Temperatures more than 2 degrees F or 1 degree C above the normal seasonal maximimum can cause bleaching.
Bleached corals do not die right away, but if temperatures are very hot or are too warm for a long time, corals either die from starvation or disease. In80 percent of the corals in the Indian Ocean bleached and 20 percent died. Well-protected reefs today typically have much healthier coral populations, and are more resilient better able to recover from natural disasters such as typhoons and hurricanes.
Fish play important roles on coral reefs, particularly the fish that eat seaweeds and keep them from smothering corals, which grow more slowly than the seaweeds. Fish also eat the predators of corals, such as crown of thorns starfish. Marine protected areas MPAs are an important tool for keeping reefs healthy. Smaller ones, managed by local communities, have been very successful in developing countries.
Clean water is also important. Erosion on land causes rivers to dump mud on reefs, smothering and killing corals. Seawater with too many nutrients speeds up the growth of seaweeds and increases the food for predators of corals when they are developing as larvae in the plankton. Clean water depends on careful use of the land, avoiding too many fertilizers and erosion caused by deforestation and certain construction practices.
In the long run, however, the future of coral reefs will depend on reducing carbon dioxide in the atmosphere, which is increasing rapidly due to burning of fossil fuels. Carbon dioxide is both warming the ocean, resulting in coral bleaching, and changing the chemistry of the ocean, causing ocean acidification. Both making it harder for corals to build their skeletons. Although nitrogen is abundant in the atmosphere, a few species of microbes are the only organisms that can use it in this form.

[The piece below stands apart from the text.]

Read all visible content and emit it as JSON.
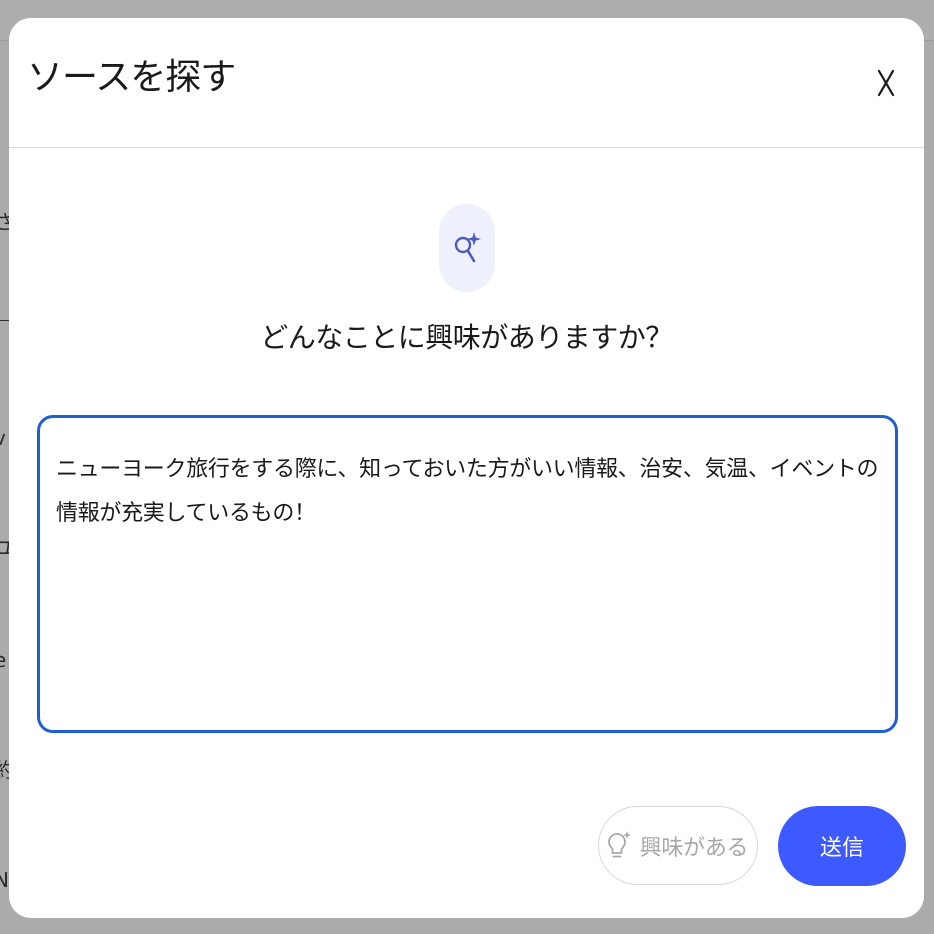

All other organisms depend on these bacteria. Often nitrogen-fixing bacteria come to depend on plants for food, forming a symbiotic or mutually beneficial relationship. Animals in turn acquire nitrogen by eating plants and plant-eaters.
Microbes Control Pollution Just about every decade, there is an unintentional oil spill somewhere in the world, and microbes are part of the solution. Researchers have discovered that certain aquatic microbes grow in number following an oil spill. It takes years, but the oil-eating bacteria eventually break down and recycle the oil's chemical components mostly carbon and hydrogen.
Other metabolically talented microbes can metabolize metals, acids, salt, methane, or even radioactive wastes. There seems to be a microbe for every pollutant.
Thus microbes are routinely used to treat sewage, clean abandoned mines, and degrade a variety of industrial chemicals. Natural oil seeps in Great Salt Lake may be home to salt-tolerant bacteria that can digest oil. Oil-eating bacteria help with clean up after accidental oil spills. Biofuel researchers are investigating the potentional of brine shrimp to concentrate algal oils and improve the efficiency of oil extraction. It takes energy to light our homes, power our computers, and fuel our cars.
Currently we get energy from underground fuels that take millions of years to make. These "fossil" fuels petroleum, coal, oil, natural gas will likely run out within the next years. In contrast, sun, wind, and moving water can continue to provide energy every day. Microbes are another source of renewable energy, along with plant oils and animal fat.
For example, microscopic algae store energy in the form of oil when deprived of nutrients.